**Task details:** If a line in the records below holds the string "tshirt", count it, and state only the final count.

**Data for the task:**
┏━━

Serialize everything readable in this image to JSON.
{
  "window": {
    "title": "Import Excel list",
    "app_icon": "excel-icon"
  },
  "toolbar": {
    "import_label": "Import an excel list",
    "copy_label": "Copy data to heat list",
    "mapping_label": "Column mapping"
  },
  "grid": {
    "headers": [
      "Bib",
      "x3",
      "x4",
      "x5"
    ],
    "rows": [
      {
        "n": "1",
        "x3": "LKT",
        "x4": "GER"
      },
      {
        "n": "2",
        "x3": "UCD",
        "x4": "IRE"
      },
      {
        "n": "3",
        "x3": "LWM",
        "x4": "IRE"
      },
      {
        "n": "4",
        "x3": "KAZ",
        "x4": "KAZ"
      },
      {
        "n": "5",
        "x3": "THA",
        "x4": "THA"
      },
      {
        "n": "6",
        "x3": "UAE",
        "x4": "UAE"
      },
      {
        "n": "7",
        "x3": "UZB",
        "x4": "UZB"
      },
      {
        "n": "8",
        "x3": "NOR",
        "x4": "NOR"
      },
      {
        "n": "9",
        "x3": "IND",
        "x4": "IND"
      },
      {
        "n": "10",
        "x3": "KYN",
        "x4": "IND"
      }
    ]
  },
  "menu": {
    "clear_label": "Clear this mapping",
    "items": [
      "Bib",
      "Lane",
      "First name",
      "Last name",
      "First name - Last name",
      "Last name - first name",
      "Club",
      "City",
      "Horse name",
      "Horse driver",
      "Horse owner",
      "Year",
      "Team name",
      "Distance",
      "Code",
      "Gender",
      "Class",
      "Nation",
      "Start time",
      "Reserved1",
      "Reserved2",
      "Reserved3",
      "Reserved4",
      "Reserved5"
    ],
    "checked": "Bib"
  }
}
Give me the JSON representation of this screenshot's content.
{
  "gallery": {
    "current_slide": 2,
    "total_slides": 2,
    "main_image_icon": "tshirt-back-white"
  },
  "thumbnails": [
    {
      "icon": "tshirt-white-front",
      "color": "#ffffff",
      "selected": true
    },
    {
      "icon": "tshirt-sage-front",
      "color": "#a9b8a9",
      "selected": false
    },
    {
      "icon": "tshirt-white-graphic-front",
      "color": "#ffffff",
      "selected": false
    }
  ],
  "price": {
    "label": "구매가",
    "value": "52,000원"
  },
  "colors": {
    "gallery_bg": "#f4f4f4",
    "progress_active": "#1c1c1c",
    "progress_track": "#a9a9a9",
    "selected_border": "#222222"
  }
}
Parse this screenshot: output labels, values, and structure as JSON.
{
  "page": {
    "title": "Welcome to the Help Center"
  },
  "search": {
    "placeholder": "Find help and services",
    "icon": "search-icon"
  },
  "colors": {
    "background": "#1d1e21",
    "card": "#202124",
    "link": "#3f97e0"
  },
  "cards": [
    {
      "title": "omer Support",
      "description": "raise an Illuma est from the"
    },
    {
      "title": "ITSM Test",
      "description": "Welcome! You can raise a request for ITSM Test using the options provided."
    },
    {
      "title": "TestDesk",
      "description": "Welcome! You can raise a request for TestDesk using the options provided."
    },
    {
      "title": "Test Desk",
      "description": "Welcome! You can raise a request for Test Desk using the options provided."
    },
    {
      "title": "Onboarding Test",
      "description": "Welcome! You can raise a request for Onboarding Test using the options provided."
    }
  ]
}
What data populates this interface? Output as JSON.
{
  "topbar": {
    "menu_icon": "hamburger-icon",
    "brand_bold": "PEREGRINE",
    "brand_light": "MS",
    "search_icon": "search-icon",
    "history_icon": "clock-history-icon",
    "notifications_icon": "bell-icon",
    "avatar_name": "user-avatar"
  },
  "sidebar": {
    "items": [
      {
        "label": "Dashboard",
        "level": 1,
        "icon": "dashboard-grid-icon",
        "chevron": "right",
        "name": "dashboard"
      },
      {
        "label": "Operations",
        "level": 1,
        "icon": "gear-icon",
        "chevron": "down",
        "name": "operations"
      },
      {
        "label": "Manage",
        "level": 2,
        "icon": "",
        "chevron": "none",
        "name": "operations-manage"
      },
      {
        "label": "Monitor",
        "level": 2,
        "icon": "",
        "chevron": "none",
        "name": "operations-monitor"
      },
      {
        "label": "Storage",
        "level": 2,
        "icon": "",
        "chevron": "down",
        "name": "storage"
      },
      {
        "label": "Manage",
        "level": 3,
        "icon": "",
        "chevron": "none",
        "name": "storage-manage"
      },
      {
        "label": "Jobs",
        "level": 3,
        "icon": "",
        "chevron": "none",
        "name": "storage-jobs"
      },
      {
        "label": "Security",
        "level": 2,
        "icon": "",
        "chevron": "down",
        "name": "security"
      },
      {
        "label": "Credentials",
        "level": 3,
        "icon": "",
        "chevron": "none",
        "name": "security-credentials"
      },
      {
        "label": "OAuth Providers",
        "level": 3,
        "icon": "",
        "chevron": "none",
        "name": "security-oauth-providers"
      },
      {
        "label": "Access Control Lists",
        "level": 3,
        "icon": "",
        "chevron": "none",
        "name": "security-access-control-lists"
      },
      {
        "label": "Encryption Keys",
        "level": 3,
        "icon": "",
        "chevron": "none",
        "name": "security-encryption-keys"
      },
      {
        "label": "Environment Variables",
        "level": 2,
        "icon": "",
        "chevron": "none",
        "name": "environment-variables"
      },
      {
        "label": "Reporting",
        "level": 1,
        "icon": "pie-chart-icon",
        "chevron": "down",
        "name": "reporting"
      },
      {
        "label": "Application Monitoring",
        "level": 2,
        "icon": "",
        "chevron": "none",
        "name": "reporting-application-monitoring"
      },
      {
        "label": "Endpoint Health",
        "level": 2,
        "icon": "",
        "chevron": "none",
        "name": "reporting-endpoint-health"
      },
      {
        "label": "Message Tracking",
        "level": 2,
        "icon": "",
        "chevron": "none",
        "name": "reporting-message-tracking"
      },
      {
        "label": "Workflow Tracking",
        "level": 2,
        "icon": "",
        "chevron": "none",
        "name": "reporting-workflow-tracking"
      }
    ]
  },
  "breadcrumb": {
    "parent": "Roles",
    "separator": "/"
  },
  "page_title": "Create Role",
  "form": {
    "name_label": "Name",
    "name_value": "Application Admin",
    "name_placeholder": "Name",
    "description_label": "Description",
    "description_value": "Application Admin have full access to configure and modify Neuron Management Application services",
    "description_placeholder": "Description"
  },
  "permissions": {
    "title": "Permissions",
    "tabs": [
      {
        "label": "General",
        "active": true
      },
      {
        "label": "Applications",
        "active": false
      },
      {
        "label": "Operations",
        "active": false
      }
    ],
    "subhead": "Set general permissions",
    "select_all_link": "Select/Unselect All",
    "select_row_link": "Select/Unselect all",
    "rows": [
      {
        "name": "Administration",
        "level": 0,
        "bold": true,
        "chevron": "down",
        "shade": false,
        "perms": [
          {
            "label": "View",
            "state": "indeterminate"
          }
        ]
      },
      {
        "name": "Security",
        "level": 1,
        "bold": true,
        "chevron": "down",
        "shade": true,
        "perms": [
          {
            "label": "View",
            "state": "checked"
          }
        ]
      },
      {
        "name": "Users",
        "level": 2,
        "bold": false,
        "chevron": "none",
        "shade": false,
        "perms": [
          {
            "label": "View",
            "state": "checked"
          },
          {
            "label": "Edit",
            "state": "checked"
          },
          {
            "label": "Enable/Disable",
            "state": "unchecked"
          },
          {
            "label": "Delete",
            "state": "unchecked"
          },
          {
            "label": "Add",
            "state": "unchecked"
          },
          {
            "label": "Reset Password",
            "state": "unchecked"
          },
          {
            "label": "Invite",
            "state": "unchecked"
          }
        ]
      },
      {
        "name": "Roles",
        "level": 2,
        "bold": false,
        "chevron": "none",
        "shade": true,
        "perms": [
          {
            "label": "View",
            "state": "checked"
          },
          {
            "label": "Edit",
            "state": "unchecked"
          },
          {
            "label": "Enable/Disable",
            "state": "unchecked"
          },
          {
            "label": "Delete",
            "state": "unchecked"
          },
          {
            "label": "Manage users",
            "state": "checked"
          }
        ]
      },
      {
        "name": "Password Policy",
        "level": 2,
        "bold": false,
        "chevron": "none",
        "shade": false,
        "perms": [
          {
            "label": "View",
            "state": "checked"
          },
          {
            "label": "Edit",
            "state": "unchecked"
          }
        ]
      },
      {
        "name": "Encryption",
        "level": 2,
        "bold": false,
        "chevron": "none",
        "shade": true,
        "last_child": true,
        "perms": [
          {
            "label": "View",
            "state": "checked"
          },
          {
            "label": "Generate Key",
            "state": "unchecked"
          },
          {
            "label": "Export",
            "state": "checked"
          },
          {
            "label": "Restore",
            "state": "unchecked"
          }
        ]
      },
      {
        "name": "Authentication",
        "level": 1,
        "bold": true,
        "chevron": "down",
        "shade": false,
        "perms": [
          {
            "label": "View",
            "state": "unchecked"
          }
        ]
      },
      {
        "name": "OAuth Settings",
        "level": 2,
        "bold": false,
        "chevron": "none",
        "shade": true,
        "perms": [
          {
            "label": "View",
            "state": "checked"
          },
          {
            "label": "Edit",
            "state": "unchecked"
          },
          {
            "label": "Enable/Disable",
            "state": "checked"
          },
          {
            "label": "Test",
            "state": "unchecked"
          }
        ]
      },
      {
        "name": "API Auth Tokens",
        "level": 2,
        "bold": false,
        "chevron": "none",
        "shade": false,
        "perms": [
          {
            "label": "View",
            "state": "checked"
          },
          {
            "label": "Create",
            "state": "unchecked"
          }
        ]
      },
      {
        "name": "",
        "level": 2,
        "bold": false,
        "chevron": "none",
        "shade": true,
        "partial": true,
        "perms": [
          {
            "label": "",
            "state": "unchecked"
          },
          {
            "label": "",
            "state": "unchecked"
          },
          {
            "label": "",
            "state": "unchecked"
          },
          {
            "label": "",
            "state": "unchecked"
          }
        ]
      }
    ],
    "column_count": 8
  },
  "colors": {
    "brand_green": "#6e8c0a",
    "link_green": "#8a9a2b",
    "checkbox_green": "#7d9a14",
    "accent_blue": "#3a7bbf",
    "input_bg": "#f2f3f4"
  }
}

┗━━

**Task result:** 4